Paradox has seemed to fit for one of His names, it is everywhere...if we look. Of late, however, I think symmetry is better - with it though, we need to qualify this concept of conformity with awful and awesome. I do so hesitatingly because our vernacular currently treats everything as awesome - a new book, movie or cup of coffee, right? And yet there is no other word to covey ‘an emotion variously combining dread, veneration, and wonder that is inspired by authority or by the sacred or sublime,’ (as Merriam Webster defines it) is there? Okay, awe is understood and easily, but symmetrical?
• Consider the Tree of Good and Evil in the Garden - the only thing expressly forbidden to Adam and Eve in paradise. And then the Cross Our Lord chose to die on...the cross was fashioned out of wood, metaphorically, a tree.
• And the woman: Eve, intended as the mother of all the living, instead was the author of death for each of her descendants. And then the woman, Mary, in truth, the mother of Life.
• And the man, Adam, created in the image and likeness of God, walking with Him in the ‘breezy time of the day’ each afternoon in the Garden. Until shame and blame entered paradise: Where are you? He asked...could all have been saved if either Adam or Eve had owned their sin rather than blaming the other?
• Finally, the son of Man, Jesus (he who saves) empties himself to become a slave - like us:
Have among yourselves the same attitude that is also yours in Christ Jesus, Who, though he was in the form of God, did not regard equality with God something to be grasped. Rather, he emptied himself, taking the form of a slave, coming in human likeness; and found human in appearance, he humbled himself, becoming obedient to death, even death on a cross. Because of this, God greatly exalted him and bestowed on him the name that is above every name, that at the name of Jesus... every knee should bend, of those in heaven and on earth and under the earth, and every tongue confess that Jesus Christ is Lord, to the glory of God the Father.
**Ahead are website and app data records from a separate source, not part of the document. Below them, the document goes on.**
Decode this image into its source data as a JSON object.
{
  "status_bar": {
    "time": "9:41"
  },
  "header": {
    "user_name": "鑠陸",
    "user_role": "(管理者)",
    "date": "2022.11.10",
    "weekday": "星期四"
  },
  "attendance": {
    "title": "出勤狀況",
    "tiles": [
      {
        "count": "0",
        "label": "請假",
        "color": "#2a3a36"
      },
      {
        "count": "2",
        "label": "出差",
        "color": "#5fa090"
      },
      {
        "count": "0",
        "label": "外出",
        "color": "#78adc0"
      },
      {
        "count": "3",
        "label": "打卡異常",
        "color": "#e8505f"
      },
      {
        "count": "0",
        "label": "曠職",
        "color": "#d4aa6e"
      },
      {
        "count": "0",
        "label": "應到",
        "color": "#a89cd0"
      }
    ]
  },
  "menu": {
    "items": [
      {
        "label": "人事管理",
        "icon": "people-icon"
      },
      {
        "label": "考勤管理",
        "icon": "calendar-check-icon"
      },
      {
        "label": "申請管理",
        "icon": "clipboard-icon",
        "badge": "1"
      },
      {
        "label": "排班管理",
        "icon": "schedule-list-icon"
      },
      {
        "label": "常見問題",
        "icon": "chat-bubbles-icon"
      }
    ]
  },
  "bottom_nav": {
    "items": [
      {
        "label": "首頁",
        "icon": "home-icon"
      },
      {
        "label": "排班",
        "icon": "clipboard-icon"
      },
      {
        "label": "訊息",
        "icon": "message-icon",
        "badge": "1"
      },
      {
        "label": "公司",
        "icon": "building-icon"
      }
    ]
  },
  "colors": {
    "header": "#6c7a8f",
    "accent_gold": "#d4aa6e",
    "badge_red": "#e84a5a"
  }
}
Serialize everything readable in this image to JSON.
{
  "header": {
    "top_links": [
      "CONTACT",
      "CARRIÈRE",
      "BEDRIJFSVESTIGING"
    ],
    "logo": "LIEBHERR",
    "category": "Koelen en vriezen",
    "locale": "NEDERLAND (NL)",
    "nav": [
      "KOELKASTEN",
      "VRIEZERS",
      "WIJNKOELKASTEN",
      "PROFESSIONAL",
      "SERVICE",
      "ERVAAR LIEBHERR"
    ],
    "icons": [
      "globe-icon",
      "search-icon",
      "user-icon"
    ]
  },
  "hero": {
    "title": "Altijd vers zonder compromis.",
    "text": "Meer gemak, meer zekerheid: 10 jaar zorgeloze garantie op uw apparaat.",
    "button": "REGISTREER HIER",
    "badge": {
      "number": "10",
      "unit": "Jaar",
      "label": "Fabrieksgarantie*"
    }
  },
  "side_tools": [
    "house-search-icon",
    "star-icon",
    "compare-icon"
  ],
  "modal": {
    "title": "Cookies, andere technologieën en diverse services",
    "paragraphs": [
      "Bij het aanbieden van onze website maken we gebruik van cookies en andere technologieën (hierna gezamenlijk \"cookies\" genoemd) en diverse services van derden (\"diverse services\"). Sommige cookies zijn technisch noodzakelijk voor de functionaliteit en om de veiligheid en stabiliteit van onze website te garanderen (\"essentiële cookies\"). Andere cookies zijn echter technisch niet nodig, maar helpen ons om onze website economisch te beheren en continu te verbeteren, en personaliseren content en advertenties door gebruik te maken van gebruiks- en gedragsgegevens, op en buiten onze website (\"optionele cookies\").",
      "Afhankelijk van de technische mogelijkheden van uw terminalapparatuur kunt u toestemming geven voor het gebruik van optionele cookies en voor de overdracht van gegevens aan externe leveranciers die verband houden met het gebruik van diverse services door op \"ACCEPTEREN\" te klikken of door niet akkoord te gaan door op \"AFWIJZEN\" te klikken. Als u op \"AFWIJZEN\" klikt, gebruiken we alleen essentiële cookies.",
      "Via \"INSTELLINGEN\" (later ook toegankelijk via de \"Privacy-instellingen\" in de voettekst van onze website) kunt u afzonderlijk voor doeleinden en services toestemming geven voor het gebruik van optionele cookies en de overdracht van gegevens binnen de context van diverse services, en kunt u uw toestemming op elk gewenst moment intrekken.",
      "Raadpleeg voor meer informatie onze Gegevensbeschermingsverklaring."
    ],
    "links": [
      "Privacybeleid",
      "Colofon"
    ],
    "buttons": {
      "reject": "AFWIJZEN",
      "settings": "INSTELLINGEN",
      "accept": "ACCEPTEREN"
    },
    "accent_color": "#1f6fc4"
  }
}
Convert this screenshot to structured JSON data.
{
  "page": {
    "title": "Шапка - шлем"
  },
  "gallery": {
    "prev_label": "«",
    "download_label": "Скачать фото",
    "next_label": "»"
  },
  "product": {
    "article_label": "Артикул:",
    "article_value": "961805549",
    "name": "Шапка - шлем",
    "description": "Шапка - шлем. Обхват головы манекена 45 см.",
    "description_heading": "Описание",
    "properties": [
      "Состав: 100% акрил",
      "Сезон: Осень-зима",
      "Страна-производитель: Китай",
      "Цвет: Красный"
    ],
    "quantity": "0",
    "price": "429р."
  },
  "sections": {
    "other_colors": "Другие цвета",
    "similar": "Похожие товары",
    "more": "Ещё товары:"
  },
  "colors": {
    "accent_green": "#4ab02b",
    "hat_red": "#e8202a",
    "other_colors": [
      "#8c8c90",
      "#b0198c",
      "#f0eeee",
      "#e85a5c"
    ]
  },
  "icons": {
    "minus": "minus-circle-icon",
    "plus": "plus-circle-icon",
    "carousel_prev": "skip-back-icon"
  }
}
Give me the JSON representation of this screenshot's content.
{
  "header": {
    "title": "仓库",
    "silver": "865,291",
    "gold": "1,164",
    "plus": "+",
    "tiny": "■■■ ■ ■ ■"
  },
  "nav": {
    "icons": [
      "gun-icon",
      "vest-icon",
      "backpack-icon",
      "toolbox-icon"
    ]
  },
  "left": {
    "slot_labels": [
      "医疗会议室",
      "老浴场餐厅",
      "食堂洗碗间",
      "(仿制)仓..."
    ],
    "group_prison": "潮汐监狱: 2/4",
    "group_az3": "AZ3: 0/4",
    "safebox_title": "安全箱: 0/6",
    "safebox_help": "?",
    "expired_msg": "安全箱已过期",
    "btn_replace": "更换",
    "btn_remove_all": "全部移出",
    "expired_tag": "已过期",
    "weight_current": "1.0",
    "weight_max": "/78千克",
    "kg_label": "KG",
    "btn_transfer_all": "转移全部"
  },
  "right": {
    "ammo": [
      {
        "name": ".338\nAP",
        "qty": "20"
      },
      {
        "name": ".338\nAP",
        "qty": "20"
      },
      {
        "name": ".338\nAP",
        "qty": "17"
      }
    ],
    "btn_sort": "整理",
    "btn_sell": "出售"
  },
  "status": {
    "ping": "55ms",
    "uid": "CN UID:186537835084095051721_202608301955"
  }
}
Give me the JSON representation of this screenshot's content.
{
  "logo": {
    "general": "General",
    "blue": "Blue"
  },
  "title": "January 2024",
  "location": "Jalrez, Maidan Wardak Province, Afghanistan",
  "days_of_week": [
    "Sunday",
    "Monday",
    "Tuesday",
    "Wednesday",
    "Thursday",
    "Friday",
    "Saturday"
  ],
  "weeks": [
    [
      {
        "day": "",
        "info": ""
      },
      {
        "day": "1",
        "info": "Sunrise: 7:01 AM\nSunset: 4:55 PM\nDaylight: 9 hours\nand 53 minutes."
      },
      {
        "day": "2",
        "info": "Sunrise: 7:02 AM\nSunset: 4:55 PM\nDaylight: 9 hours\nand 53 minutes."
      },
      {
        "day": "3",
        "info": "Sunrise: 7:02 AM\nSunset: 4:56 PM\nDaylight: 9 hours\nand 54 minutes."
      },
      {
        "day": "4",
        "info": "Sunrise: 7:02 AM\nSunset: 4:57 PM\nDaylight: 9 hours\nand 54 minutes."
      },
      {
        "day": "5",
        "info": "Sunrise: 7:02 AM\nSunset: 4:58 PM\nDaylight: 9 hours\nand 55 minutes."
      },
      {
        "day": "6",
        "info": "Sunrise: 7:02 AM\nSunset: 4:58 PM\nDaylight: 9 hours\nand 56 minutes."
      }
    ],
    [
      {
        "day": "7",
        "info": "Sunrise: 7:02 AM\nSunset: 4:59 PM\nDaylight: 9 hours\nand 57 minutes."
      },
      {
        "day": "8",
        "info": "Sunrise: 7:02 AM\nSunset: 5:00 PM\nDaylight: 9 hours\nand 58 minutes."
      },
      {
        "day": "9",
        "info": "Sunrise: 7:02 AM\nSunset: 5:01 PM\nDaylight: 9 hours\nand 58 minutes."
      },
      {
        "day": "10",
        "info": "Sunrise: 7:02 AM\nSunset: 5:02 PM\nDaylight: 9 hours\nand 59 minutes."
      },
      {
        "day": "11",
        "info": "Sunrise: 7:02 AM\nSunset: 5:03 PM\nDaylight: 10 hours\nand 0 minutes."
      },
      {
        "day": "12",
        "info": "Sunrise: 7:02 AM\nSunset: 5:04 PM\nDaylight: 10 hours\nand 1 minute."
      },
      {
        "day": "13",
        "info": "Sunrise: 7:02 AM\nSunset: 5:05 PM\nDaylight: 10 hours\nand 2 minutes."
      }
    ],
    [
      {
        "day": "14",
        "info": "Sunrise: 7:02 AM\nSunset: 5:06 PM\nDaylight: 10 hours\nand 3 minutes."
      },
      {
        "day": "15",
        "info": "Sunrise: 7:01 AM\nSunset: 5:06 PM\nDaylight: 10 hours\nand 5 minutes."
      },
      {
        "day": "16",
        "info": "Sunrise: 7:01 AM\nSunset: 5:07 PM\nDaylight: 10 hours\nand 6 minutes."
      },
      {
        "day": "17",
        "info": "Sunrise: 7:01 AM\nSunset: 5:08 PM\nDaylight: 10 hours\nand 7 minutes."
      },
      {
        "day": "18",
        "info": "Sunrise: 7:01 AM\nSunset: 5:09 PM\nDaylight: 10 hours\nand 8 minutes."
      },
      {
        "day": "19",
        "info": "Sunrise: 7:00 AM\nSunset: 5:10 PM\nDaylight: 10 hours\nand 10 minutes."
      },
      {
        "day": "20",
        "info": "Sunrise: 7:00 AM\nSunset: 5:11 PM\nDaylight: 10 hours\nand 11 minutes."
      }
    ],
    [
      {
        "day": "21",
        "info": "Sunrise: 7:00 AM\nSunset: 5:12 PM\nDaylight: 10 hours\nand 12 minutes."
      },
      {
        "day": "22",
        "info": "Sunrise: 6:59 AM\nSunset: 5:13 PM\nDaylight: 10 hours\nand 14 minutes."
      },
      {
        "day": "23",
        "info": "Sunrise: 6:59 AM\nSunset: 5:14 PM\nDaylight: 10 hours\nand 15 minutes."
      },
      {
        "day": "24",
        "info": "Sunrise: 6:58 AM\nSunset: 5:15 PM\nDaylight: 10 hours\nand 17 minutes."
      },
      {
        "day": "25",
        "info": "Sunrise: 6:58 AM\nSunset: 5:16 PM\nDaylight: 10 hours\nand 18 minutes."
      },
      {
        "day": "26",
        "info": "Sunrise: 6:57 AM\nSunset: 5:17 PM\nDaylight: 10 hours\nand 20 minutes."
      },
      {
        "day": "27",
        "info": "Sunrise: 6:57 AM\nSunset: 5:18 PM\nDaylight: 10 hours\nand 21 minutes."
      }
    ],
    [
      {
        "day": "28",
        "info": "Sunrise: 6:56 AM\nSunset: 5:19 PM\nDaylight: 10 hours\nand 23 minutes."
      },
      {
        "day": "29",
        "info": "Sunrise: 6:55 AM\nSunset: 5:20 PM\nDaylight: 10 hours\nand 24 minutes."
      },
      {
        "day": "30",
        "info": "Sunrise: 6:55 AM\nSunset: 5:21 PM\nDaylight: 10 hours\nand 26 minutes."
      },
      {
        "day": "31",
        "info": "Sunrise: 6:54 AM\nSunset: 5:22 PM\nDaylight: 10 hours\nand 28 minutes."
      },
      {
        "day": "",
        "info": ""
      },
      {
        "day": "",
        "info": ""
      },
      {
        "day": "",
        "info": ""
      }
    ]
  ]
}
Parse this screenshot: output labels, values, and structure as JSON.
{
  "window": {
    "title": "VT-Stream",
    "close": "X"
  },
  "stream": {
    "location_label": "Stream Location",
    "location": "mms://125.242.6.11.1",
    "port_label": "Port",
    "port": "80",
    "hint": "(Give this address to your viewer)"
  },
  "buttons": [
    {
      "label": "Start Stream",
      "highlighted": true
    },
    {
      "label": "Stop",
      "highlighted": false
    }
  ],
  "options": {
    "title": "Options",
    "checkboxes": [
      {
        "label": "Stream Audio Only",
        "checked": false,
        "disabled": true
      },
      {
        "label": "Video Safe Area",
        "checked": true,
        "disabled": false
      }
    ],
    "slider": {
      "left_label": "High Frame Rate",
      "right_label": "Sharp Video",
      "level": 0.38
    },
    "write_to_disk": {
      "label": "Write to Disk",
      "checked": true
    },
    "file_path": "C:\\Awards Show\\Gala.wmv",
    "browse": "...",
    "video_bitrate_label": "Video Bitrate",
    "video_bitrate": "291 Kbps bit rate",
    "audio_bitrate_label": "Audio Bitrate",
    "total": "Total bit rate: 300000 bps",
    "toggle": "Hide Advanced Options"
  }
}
Can St. Paul’s Hymn be read with any other emotion than variously combining dread, veneration, and wonder that is inspired by authority or by the sacred or sublime?
Of course not. Likewise, can the symmetry of the tree, the woman and the man be missed?
But God does not end it there, does He? No, this author of some of the most profoundly mystical teachings in Christianity was born a Jew, not just any Jew but one who kept all 613 commandments so zealously that murdering Christians was not only acceptable, but righteous, to this most zealous of Pharisees. In the recent Acts of the Apostles reading, Luke writes that Saul,
...still breathing murderous threats against the disciples of the Lord, went to the high priest and asked him for letters to the synagogues in Damascas, that, if he should find any men or women who belonged to the Way, he might bring them back to Jerusalem in chains. On his journey, as he was nearing Damascus, al ight from the sky suddenly flashed around him. He fell to the ground and heard a voice saying to him, “Saul, Saul, why are you persecuting me?
Saul, meaning great one, becomes Paul, meaning little one, as he lies in the dust, blind and yet seeing more truth than he could ever have envisoned in his view of his God.
Paradox and symmetry are just two of the countless attributes of this God of ours, this God whose thoughts are not our thoughts and whose ways are not our ways.